Ferdinand's case highlighted disparities between FA policy and those of many other sports, with athletics among those who treat missed tests as seriously as positive results.
Lord Coe, in Sheffield for the launch of the World Trials and AAA Championships which take place in February, believes athletics can point the way to the FA in terms of getting the message across.
"I think it's sensible that sports can learn from each other," he said. "In athletics we've been dealing with this on and off for the last 25 to 30 years, and in a high-profile way for the last 10 or 15 years. I think it's a sensible move from the FA.
"It's a complicated process it's not just about protocol and procedures because the second there is a millimetre of a loophole then the lawyers will pick it apart straight away. In track and field we have a very clear set of rules and regulations and no athlete now can genuinely say that they are unaware of the penalties, the potential downsides or the rules."
The former Republic of Ireland international striker Tony Cascarino has admitted he regularly received injections of unknown drugs while playing for Marseilles in the 1990s.
"To this day I don't have a clue what it was," he said. "The doctor would only tell me that it would give me an adrenalin boost and I never felt inclined to ask the rest.

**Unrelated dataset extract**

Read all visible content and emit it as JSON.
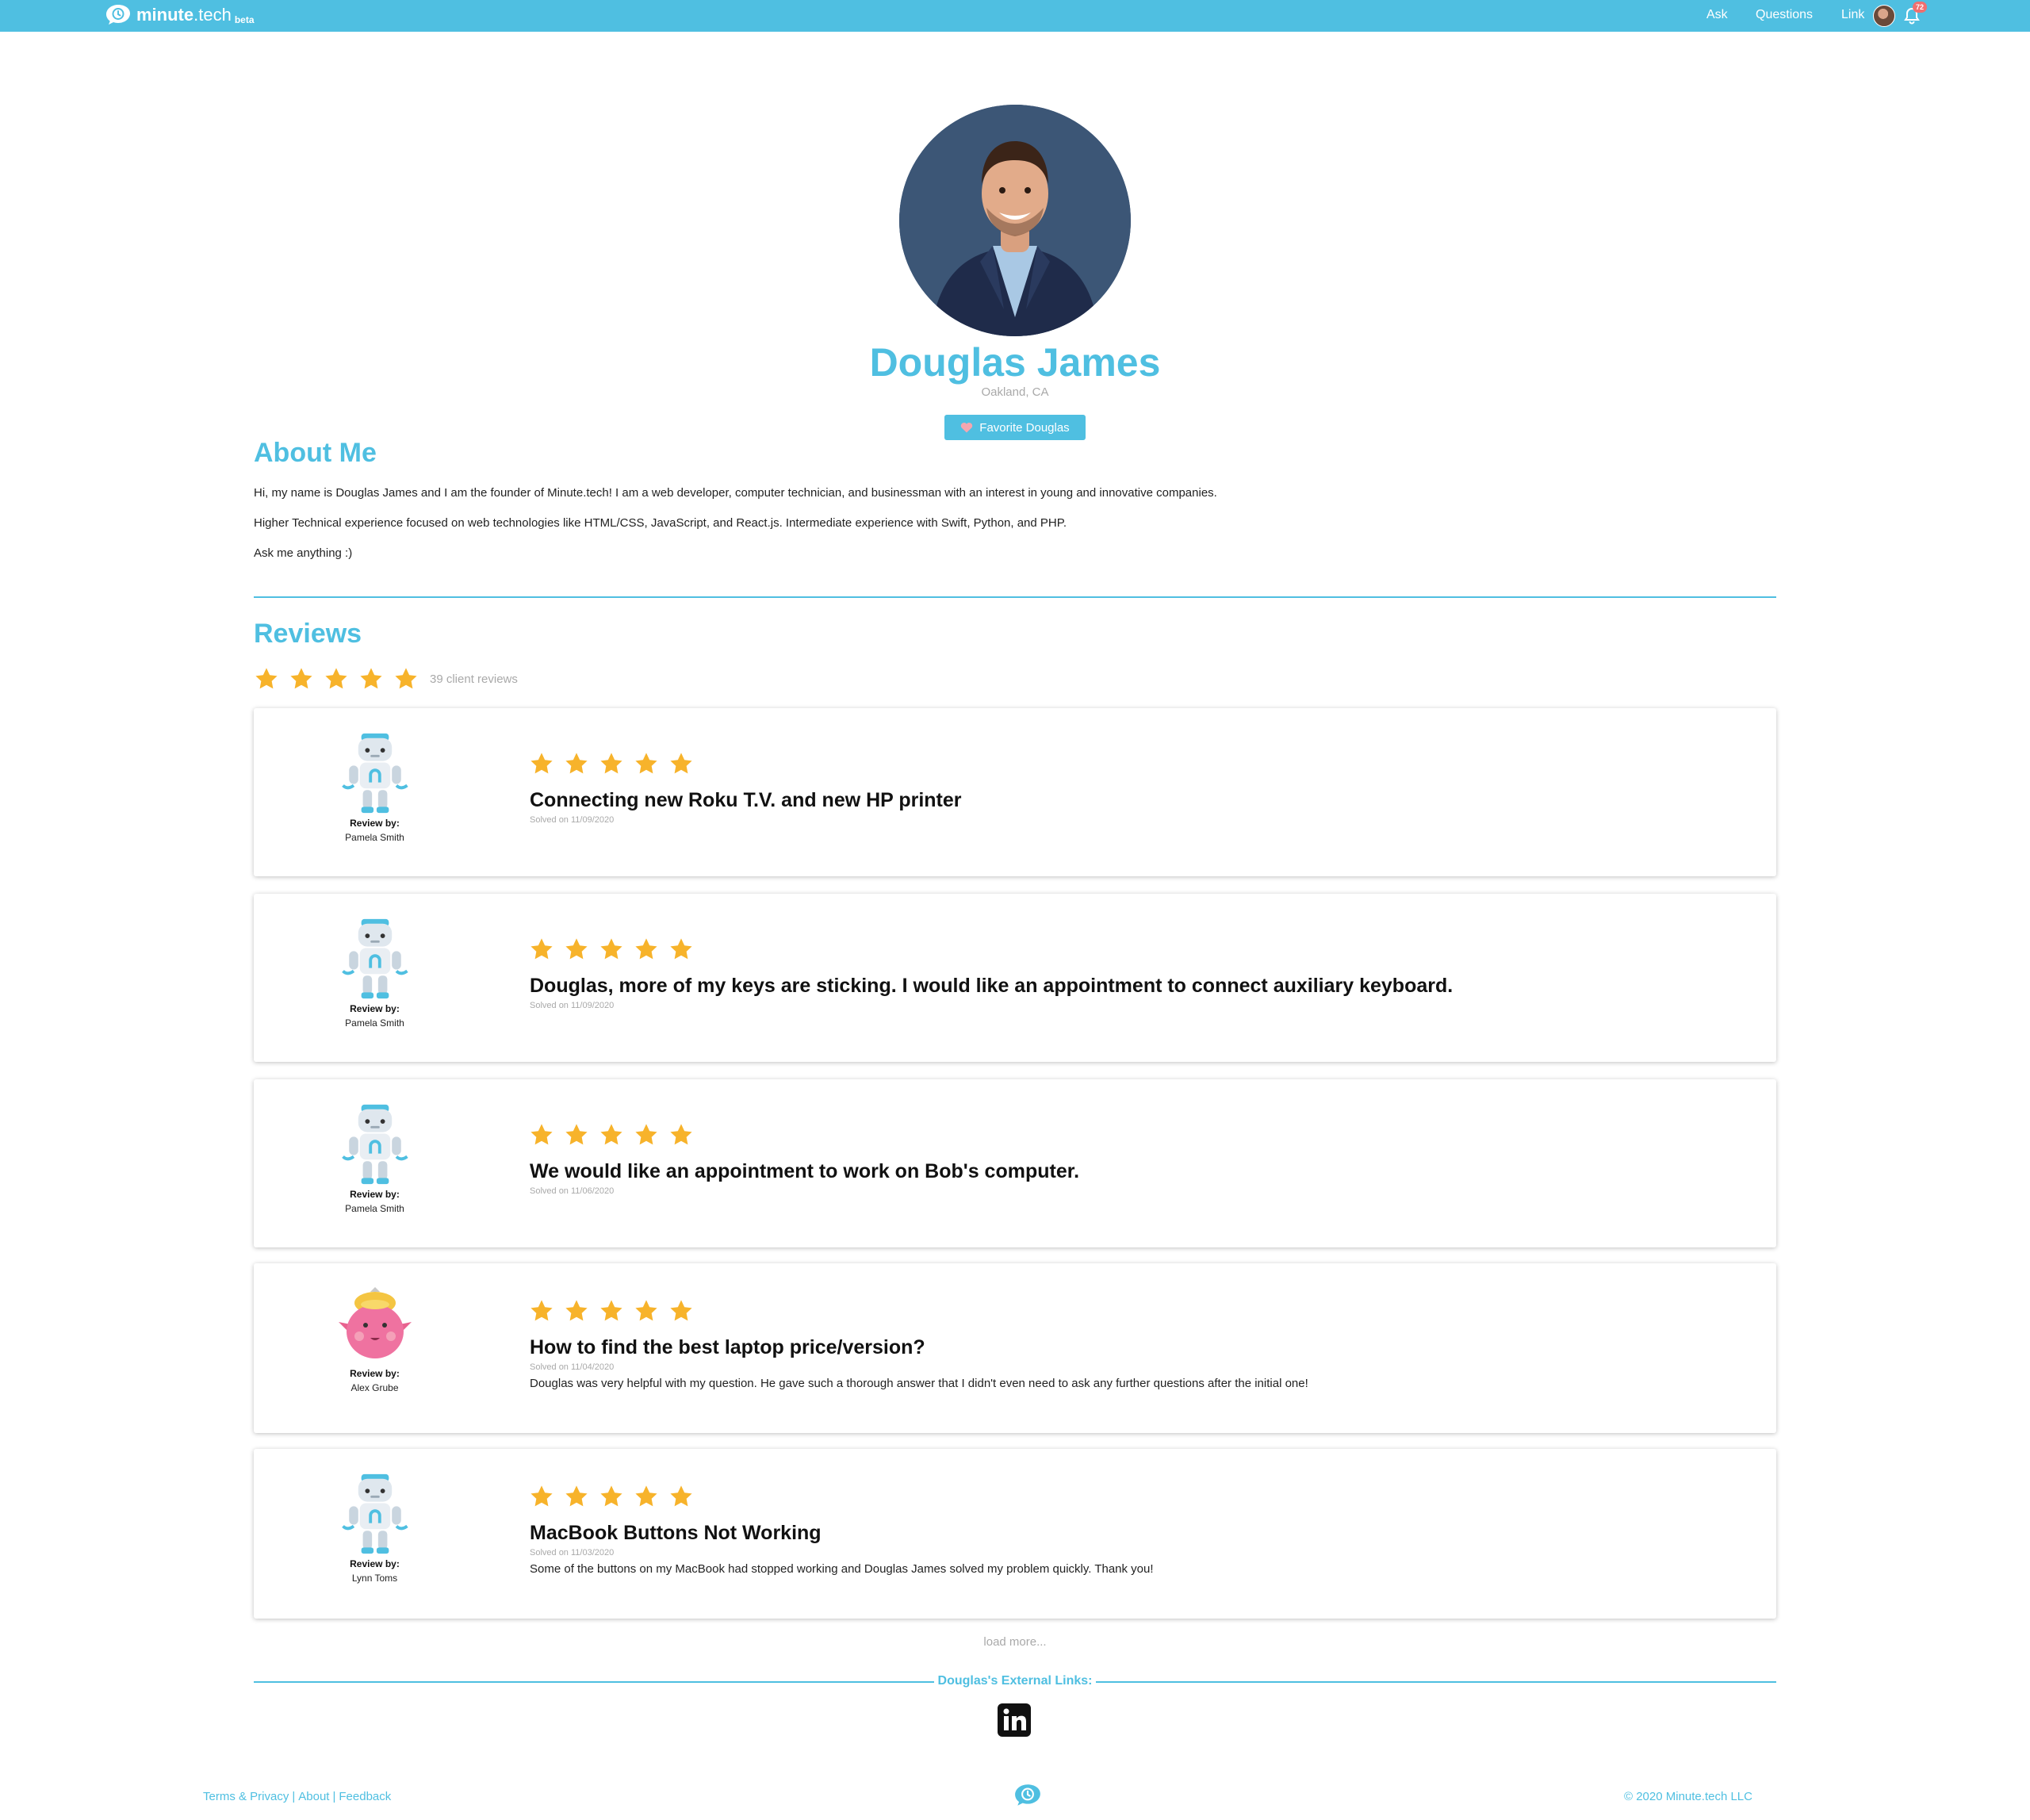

Whatever the substance was, my performances improved. I cling to the sliver of hope that it was legal, though in reality I'm 99 per cent sure it wasn't."
Cascarino said the injections were administered with a "staple gun laden with 20 needles" and that, as a foreigner and newcomer, he would have felt uncomfortable declining.
The jabs, given 45 to 60 minutes before kick-off, made him feel sharper and more energetic and that the club's chairman, Bernard Tapie, who ruled the club completely, "made it clear my place in the team depended on me partaking".